====== Raw data

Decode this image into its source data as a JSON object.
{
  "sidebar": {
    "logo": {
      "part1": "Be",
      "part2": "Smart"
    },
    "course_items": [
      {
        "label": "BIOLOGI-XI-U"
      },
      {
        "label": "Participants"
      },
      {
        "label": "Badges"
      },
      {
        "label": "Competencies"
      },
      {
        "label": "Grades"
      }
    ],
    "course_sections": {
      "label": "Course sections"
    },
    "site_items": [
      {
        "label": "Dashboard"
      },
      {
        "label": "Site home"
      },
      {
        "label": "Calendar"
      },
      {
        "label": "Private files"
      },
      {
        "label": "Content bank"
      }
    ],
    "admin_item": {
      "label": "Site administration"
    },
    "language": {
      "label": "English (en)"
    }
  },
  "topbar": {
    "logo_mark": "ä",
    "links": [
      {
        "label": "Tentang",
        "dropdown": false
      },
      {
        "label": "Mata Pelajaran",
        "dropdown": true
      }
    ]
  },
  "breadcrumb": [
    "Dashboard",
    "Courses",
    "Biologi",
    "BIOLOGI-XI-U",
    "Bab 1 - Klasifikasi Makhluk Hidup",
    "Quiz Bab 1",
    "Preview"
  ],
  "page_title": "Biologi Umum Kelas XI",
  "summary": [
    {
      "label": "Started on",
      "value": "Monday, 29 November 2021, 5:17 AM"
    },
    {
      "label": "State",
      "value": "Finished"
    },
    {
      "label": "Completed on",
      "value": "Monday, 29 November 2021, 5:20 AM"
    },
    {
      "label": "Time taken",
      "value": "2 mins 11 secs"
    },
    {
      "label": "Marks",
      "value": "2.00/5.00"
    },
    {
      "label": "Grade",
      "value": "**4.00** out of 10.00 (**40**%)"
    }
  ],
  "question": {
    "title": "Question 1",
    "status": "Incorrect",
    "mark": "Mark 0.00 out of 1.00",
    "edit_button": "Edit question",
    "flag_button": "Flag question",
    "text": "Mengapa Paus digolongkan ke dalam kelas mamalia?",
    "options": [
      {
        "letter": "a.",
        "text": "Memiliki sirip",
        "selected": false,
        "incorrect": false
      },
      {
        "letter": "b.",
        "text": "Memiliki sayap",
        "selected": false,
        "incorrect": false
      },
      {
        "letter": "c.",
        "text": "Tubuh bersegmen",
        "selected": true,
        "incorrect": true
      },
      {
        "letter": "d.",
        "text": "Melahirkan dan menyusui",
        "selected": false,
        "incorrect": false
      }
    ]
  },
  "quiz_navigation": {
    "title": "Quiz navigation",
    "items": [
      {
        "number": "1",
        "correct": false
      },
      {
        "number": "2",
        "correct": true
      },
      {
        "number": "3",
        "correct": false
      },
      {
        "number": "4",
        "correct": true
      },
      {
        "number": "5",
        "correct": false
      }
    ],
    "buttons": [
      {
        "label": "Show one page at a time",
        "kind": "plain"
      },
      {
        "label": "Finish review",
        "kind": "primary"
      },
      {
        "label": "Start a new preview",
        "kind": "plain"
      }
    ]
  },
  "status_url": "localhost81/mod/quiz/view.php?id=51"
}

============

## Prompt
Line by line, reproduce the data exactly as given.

## Result for this task
Decode this image into its source data as a JSON object.
{
  "sidebar": {
    "logo": {
      "part1": "Be",
      "part2": "Smart"
    },
    "course_items": [
      {
        "label": "BIOLOGI-XI-U"
      },
      {
        "label": "Participants"
      },
      {
        "label": "Badges"
      },
      {
        "label": "Competencies"
      },
      {
        "label": "Grades"
      }
    ],
    "course_sections": {
      "label": "Course sections"
    },
    "site_items": [
      {
        "label": "Dashboard"
      },
      {
        "label": "Site home"
      },
      {
        "label": "Calendar"
      },
      {
        "label": "Private files"
      },
      {
        "label": "Content bank"
      }
    ],
    "admin_item": {
      "label": "Site administration"
    },
    "language": {
      "label": "English (en)"
    }
  },
  "topbar": {
    "logo_mark": "ä",
    "links": [
      {
        "label": "Tentang",
        "dropdown": false
      },
      {
        "label": "Mata Pelajaran",
        "dropdown": true
      }
    ]
  },
  "breadcrumb": [
    "Dashboard",
    "Courses",
    "Biologi",
    "BIOLOGI-XI-U",
    "Bab 1 - Klasifikasi Makhluk Hidup",
    "Quiz Bab 1",
    "Preview"
  ],
  "page_title": "Biologi Umum Kelas XI",
  "summary": [
    {
      "label": "Started on",
      "value": "Monday, 29 November 2021, 5:17 AM"
    },
    {
      "label": "State",
      "value": "Finished"
    },
    {
      "label": "Completed on",
      "value": "Monday, 29 November 2021, 5:20 AM"
    },
    {
      "label": "Time taken",
      "value": "2 mins 11 secs"
    },
    {
      "label": "Marks",
      "value": "2.00/5.00"
    },
    {
      "label": "Grade",
      "value": "**4.00** out of 10.00 (**40**%)"
    }
  ],
  "question": {
    "title": "Question 1",
    "status": "Incorrect",
    "mark": "Mark 0.00 out of 1.00",
    "edit_button": "Edit question",
    "flag_button": "Flag question",
    "text": "Mengapa Paus digolongkan ke dalam kelas mamalia?",
    "options": [
      {
        "letter": "a.",
        "text": "Memiliki sirip",
        "selected": false,
        "incorrect": false
      },
      {
        "letter": "b.",
        "text": "Memiliki sayap",
        "selected": false,
        "incorrect": false
      },
      {
        "letter": "c.",
        "text": "Tubuh bersegmen",
        "selected": true,
        "incorrect": true
      },
      {
        "letter": "d.",
        "text": "Melahirkan dan menyusui",
        "selected": false,
        "incorrect": false
      }
    ]
  },
  "quiz_navigation": {
    "title": "Quiz navigation",
    "items": [
      {
        "number": "1",
        "correct": false
      },
      {
        "number": "2",
        "correct": true
      },
      {
        "number": "3",
        "correct": false
      },
      {
        "number": "4",
        "correct": true
      },
      {
        "number": "5",
        "correct": false
      }
    ],
    "buttons": [
      {
        "label": "Show one page at a time",
        "kind": "plain"
      },
      {
        "label": "Finish review",
        "kind": "primary"
      },
      {
        "label": "Start a new preview",
        "kind": "plain"
      }
    ]
  },
  "status_url": "localhost81/mod/quiz/view.php?id=51"
}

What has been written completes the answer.